In practice, a use case represents a set of behaviors of a system under consideration and the relation with the actors involved in that context.
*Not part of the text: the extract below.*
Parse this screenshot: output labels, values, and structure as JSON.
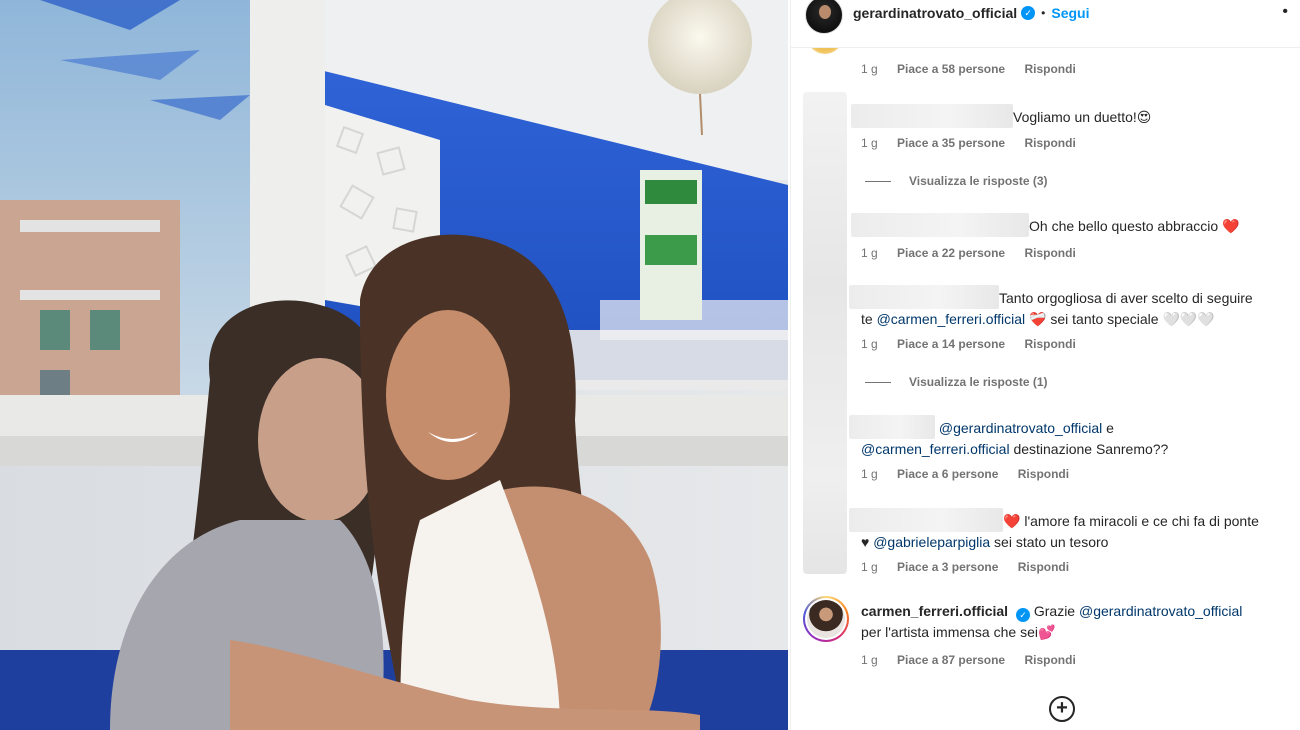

So in principle it's external actors, humans or systems.
Internal interactions that occur within the system are in general modelled with other representations, such as a sequence diagram, a communication diagram or an activity diagram.
The UML standard is more flexible in its specifications:
When a use case applies to a subject, it specifies a set of behaviors
performed by that subject, which yields an observable result that is
of value for actors or other stakeholders of the subject.
The words in italic are refined with the following explanations:
A subject of a use case could be a system or any other element
that may have behavior, such as a component or class.
An actor models a type of role played by an entity that
interacts with the subjects of its associated use cases (e.g., by
exchanging signals and data). Actors may represent roles played by
human users, external hardware, or other systems.
Note that the word "may" is to be understood in the sense of RFC 2119 (i.e. a possibility, not an exhaustive limitation).
So in theory you coud very well have a use case diagram with the subject being a component of your system, and the actor being another component that interacts with it. There are forever very few situations where this representation is preferred to the other type of behavioral diagrams mentioned above. It could make sense for example:
- if you'd represent a game engine, that interacts both with external players and internal components acting as players, and interacting with the game engine in the same way as a human player.
- a multi-agent system composed of relatively independent interacting "agent" components, if you wanted to give an overview of the intent of the agents interacting within the system, before digging in more precise interactions.